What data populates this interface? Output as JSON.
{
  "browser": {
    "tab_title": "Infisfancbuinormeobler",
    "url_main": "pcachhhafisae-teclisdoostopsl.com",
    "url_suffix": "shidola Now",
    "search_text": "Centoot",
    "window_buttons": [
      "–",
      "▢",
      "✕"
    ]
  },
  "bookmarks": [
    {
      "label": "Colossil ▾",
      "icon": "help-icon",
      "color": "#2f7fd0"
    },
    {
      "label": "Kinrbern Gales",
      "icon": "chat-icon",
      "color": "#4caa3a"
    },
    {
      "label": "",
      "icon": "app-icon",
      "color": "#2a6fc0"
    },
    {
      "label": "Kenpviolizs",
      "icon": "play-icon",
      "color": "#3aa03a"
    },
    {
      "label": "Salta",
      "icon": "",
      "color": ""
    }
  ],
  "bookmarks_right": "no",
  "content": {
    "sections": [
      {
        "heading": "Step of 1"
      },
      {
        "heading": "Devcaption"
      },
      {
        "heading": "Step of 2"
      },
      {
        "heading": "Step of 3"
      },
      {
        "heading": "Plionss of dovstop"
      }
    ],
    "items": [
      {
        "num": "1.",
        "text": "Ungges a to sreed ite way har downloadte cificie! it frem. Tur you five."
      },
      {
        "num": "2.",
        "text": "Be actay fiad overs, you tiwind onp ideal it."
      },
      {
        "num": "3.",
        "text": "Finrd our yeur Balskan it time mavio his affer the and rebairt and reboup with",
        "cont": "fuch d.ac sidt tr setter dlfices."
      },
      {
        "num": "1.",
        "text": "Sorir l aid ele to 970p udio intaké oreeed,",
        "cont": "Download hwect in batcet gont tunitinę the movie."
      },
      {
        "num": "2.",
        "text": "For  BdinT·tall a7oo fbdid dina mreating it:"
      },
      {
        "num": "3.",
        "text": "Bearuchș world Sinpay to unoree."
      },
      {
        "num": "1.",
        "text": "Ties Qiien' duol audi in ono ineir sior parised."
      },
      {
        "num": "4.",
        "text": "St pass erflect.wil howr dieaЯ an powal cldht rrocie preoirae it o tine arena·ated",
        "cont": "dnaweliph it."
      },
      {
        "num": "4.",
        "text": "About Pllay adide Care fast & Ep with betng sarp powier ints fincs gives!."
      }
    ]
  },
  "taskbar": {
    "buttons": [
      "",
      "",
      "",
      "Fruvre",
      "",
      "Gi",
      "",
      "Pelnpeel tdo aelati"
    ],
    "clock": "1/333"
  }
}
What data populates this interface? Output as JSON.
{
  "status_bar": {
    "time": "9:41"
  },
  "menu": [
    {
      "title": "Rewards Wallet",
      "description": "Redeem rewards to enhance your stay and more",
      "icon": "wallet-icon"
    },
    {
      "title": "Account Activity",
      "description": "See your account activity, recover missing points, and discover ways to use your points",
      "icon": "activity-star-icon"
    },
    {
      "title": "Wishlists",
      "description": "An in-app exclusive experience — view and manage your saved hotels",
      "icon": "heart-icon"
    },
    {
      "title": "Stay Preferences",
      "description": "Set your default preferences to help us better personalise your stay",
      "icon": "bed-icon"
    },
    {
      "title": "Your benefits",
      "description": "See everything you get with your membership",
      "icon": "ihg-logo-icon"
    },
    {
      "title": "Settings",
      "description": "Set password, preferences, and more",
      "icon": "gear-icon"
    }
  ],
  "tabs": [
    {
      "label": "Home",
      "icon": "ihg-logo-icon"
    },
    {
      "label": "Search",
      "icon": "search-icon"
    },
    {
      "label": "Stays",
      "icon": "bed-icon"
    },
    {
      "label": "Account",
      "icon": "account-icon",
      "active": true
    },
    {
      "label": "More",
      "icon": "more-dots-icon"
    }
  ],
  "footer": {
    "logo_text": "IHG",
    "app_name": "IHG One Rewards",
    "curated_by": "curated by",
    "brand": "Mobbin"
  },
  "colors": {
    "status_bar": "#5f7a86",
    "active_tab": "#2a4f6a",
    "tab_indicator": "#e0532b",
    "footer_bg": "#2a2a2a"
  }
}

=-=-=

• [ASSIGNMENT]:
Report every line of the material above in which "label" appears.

• [TASK SOLUTION]:
      "label": "Colossil ▾",
      "label": "Kinrbern Gales",
      "label": "",
      "label": "Kenpviolizs",
      "label": "Salta",
      "label": "Home",
      "label": "Search",
      "label": "Stays",
      "label": "Account",
      "label": "More",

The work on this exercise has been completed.